But in 2005, the number of workers organized in unions reached a 100-year low in both the public and private sectors, even though more and more people would like the protection of a union, and real wages for most workers have stagnated or declined since the early 1970s.
Smith explores how the connection between the US labor movement and the Democratic Party, with its extensive corporate ties, has repeatedly held back working-class struggles. And she closely examines the role of the labor movement in the 2004 presidential election, tracing the shrinking electoral influence of organized labor and the failure of labor-management cooperation, "business unionism," and reliance on the Democrats to deliver any real gains.
Smith shows how a return to the fighting traditions of US labor history, with their emphasis on rank-and-file strategies for change, can turn around the labor movement.
Subterranean Fire brings working-class history to light and reveals its lessons for today.
Sharon Smith is the author of Women and Socialism, also published by Haymarket Books, as well as many articles on women's liberation and the US working class.
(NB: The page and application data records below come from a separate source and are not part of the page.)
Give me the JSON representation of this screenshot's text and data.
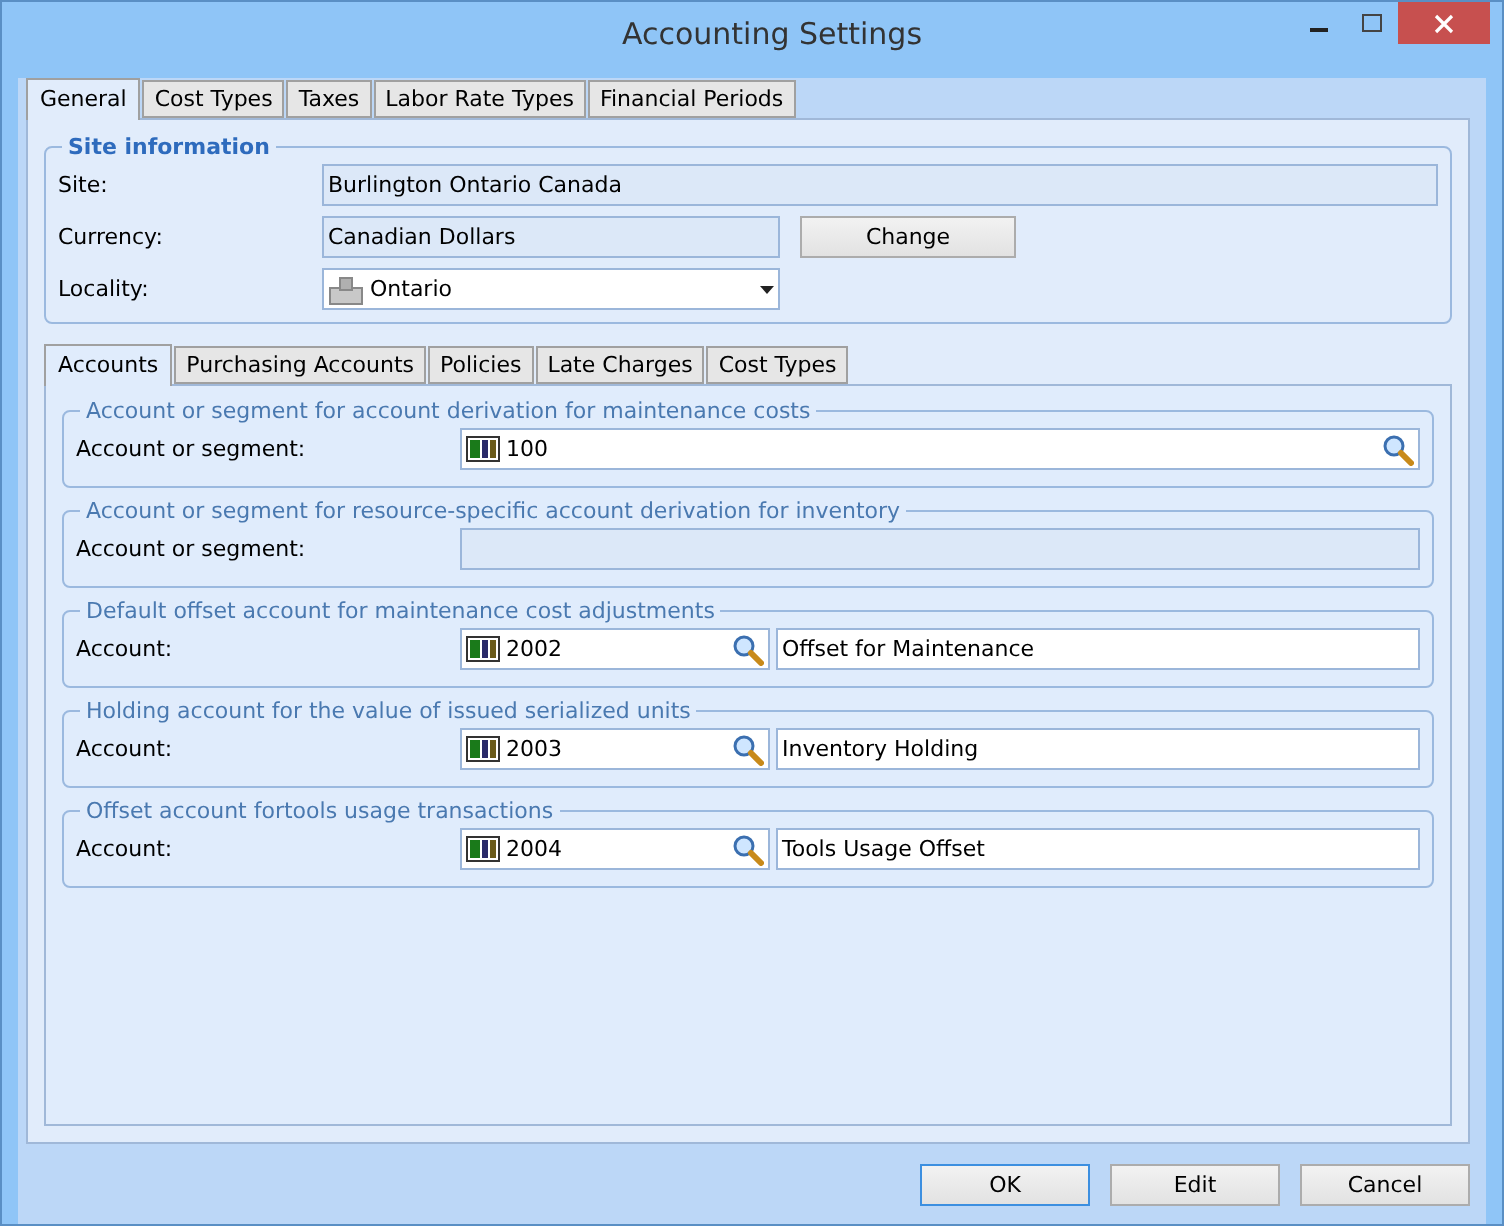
{
  "window": {
    "title": "Accounting Settings"
  },
  "tabs": [
    {
      "label": "General",
      "selected": true
    },
    {
      "label": "Cost Types",
      "selected": false
    },
    {
      "label": "Taxes",
      "selected": false
    },
    {
      "label": "Labor Rate Types",
      "selected": false
    },
    {
      "label": "Financial Periods",
      "selected": false
    }
  ],
  "site_information": {
    "title": "Site information",
    "site": {
      "label": "Site:",
      "value": "Burlington Ontario Canada"
    },
    "currency": {
      "label": "Currency:",
      "value": "Canadian Dollars",
      "button": "Change"
    },
    "locality": {
      "label": "Locality:",
      "value": "Ontario"
    }
  },
  "inner_tabs": [
    {
      "label": "Accounts",
      "selected": true
    },
    {
      "label": "Purchasing Accounts",
      "selected": false
    },
    {
      "label": "Policies",
      "selected": false
    },
    {
      "label": "Late Charges",
      "selected": false
    },
    {
      "label": "Cost Types",
      "selected": false
    }
  ],
  "account_groups": [
    {
      "kind": "wide",
      "title": "Account or segment for account derivation for maintenance costs",
      "label": "Account or segment:",
      "account": "100"
    },
    {
      "kind": "blank",
      "title": "Account or segment for resource-specific account derivation for inventory",
      "label": "Account or segment:"
    },
    {
      "kind": "split",
      "title": "Default offset account for maintenance cost adjustments",
      "label": "Account:",
      "account": "2002",
      "description": "Offset for Maintenance"
    },
    {
      "kind": "split",
      "title": "Holding account for the value of issued serialized units",
      "label": "Account:",
      "account": "2003",
      "description": "Inventory Holding"
    },
    {
      "kind": "split",
      "title": "Offset account fortools usage transactions",
      "label": "Account:",
      "account": "2004",
      "description": "Tools Usage Offset"
    }
  ],
  "buttons": [
    {
      "label": "OK",
      "selected": true
    },
    {
      "label": "Edit",
      "selected": false
    },
    {
      "label": "Cancel",
      "selected": false
    }
  ]
}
Her writings appear regularly in Socialist Worker newspaper and the International Socialist Review. She has also written for the journal Historical Materialism and is a contributor to Iraq Under Siege: The Deadly Impact of Sanctions and War and Women and the Revolution by Ethel Mannin. She lives in Chicago, Illinois.